DATA EXTRACT –
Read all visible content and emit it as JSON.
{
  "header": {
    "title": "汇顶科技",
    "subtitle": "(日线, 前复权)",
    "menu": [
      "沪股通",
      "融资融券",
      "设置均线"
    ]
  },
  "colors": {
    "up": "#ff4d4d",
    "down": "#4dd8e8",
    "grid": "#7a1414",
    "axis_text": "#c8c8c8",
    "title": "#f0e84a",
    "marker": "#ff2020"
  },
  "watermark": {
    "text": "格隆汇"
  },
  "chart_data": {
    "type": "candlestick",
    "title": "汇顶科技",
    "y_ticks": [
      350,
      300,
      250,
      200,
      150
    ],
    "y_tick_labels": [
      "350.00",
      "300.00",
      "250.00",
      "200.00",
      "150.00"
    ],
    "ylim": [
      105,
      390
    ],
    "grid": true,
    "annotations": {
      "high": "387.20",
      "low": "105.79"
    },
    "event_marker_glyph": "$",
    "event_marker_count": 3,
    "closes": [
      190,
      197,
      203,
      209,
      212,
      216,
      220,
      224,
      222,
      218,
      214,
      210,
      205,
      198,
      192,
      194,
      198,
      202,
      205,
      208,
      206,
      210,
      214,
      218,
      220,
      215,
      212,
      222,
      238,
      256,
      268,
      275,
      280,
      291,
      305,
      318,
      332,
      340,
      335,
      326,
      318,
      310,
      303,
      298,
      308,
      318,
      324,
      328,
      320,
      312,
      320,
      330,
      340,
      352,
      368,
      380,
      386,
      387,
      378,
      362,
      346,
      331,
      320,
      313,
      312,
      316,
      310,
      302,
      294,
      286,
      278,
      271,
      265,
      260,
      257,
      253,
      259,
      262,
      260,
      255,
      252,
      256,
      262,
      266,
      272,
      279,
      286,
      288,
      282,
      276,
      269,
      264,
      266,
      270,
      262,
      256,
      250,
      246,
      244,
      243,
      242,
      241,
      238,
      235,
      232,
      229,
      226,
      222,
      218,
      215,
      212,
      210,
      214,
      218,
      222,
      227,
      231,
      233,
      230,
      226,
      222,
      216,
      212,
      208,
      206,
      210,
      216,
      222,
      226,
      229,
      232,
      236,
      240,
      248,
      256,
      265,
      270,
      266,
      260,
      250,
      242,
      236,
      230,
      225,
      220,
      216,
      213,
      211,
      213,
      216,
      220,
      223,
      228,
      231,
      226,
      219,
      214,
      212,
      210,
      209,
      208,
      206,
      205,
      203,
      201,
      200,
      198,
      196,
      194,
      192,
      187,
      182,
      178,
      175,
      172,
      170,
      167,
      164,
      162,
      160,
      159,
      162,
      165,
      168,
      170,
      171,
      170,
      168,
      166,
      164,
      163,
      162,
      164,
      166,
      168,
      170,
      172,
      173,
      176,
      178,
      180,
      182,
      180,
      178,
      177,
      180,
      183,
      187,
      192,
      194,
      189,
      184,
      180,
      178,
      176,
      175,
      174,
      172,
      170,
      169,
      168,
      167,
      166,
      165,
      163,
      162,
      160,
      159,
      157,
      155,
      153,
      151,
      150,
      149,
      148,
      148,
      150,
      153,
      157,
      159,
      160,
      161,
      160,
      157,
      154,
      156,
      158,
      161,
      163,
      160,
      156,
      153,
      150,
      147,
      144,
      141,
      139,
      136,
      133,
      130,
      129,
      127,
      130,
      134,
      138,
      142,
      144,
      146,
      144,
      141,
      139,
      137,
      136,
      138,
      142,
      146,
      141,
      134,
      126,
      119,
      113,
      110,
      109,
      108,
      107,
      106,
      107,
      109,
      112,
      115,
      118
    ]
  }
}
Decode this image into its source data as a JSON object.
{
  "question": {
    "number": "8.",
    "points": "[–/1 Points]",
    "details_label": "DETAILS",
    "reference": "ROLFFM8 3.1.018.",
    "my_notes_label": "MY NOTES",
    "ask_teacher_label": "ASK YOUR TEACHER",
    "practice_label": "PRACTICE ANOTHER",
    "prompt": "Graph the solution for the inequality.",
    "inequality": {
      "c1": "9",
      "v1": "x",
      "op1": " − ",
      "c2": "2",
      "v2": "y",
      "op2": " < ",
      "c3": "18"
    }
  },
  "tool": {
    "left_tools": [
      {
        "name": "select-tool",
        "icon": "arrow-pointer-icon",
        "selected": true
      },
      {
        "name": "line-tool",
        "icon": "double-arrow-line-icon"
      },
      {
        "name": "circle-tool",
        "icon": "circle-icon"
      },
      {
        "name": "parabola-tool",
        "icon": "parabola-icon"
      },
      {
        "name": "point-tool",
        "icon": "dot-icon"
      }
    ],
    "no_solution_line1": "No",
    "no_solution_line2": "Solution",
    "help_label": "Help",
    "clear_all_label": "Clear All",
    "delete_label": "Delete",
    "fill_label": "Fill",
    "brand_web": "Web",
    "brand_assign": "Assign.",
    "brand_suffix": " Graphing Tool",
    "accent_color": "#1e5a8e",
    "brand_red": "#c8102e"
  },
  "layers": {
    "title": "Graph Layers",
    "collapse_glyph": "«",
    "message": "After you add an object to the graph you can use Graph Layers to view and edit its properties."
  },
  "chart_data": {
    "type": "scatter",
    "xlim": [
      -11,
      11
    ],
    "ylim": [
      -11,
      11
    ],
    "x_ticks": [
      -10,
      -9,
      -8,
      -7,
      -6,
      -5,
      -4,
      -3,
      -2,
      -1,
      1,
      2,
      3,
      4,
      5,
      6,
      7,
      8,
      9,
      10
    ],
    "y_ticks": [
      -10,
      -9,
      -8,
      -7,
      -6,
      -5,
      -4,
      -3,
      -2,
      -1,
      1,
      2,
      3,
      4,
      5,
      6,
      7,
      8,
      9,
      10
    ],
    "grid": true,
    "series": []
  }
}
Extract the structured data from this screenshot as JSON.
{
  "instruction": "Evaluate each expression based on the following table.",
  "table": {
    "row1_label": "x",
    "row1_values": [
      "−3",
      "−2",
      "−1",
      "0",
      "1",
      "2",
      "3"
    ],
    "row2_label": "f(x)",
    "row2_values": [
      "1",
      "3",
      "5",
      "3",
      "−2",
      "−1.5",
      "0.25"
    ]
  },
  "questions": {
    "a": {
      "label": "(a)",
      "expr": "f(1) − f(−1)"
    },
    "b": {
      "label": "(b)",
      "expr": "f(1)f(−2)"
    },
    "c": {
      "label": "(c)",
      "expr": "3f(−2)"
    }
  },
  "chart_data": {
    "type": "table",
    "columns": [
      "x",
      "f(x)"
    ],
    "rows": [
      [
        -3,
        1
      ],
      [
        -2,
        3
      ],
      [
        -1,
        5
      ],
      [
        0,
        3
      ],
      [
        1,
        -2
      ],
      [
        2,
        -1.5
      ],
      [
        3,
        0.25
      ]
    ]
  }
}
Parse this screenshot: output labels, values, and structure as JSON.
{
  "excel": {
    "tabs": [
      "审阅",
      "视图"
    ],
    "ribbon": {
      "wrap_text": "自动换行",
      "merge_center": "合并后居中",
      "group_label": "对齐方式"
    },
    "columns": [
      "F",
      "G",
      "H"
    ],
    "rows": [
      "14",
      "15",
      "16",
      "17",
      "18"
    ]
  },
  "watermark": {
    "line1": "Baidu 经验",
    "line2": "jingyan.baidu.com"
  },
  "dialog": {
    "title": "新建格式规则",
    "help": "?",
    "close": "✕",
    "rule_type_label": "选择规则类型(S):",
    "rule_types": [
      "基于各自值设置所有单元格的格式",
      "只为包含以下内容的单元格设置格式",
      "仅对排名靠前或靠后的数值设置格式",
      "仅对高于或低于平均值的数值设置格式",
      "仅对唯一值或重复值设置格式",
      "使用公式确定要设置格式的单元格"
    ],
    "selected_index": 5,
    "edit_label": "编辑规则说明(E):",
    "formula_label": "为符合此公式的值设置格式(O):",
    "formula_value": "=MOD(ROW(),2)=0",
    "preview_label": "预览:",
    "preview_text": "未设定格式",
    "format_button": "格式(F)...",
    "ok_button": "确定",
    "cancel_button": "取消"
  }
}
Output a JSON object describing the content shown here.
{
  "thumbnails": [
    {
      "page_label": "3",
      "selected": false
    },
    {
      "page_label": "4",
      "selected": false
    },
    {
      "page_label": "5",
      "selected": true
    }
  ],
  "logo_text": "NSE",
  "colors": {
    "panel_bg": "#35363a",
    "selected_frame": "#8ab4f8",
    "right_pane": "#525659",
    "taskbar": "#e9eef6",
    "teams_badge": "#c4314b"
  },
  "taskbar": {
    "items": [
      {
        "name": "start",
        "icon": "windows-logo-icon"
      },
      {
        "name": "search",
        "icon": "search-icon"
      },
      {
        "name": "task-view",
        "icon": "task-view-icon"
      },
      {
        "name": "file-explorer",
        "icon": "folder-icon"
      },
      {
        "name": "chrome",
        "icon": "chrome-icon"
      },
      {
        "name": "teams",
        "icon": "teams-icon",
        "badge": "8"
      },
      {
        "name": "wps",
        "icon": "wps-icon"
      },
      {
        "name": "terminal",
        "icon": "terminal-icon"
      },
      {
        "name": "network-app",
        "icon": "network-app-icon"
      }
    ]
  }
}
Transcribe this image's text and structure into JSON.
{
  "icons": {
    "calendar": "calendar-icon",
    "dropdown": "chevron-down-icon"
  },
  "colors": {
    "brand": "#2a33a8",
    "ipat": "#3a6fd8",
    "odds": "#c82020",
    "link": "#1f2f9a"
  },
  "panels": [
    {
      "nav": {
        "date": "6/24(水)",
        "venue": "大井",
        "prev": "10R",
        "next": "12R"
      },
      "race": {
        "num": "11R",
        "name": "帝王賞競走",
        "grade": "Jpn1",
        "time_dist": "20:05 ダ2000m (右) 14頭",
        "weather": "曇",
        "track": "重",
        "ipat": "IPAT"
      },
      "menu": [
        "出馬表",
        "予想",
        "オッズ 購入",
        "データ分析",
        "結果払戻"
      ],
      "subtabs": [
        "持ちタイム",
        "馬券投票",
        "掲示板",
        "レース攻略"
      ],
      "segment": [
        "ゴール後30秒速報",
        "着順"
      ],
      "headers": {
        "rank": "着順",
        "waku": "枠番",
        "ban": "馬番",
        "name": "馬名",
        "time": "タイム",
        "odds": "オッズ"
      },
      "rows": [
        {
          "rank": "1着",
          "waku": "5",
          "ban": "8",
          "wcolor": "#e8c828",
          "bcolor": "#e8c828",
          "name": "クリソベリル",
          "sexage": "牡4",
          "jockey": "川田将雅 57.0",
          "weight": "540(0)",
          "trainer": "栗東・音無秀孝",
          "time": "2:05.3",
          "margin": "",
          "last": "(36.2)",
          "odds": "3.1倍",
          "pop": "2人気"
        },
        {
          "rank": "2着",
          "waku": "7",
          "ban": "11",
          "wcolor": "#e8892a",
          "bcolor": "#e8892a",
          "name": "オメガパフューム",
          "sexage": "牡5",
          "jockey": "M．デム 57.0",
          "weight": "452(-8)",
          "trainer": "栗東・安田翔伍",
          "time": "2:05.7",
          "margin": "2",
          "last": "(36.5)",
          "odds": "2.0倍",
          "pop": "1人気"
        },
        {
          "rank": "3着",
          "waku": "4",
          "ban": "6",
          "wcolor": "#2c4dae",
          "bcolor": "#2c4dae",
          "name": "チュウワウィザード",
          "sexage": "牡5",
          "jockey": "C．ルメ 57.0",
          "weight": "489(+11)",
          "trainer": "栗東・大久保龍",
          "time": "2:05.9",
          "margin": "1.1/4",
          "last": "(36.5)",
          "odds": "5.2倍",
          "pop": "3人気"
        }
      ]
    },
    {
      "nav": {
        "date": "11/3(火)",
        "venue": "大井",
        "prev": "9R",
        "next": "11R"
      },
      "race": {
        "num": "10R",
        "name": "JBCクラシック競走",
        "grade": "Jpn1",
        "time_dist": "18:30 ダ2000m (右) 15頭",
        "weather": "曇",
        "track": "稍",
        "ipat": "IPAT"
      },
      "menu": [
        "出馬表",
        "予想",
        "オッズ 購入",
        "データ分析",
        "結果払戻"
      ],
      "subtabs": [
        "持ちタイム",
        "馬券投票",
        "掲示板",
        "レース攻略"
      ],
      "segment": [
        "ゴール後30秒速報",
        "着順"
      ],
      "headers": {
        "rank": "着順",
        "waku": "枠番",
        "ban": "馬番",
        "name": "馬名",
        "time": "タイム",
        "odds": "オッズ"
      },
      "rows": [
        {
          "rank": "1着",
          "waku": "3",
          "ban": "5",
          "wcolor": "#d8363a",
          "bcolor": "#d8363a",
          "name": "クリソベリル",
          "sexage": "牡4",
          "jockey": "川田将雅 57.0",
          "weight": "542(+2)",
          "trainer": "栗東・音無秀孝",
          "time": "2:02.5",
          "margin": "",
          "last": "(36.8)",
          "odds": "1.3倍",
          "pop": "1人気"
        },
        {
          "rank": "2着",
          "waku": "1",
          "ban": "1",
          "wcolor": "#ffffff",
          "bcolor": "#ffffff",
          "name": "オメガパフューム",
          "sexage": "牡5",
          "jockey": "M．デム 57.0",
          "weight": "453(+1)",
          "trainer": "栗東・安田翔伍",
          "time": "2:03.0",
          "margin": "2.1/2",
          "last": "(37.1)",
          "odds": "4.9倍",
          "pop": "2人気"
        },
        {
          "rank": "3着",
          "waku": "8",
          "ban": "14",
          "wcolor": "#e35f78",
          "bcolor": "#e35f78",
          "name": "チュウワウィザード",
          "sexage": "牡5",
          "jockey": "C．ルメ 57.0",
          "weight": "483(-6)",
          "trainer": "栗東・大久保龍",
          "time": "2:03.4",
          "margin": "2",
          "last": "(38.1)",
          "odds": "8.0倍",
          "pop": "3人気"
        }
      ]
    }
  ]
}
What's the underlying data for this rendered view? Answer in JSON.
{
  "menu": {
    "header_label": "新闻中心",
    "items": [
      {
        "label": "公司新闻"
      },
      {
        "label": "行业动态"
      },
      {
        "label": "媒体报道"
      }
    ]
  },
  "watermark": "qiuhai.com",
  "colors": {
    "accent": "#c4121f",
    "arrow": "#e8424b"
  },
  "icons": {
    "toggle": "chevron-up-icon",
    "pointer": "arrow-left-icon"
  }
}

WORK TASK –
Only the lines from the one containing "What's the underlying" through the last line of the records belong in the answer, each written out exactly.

WRITTEN SOLUTION –
What's the underlying data for this rendered view? Answer in JSON.
{
  "menu": {
    "header_label": "新闻中心",
    "items": [
      {
        "label": "公司新闻"
      },
      {
        "label": "行业动态"
      },
      {
        "label": "媒体报道"
      }
    ]
  },
  "watermark": "qiuhai.com",
  "colors": {
    "accent": "#c4121f",
    "arrow": "#e8424b"
  },
  "icons": {
    "toggle": "chevron-up-icon",
    "pointer": "arrow-left-icon"
  }
}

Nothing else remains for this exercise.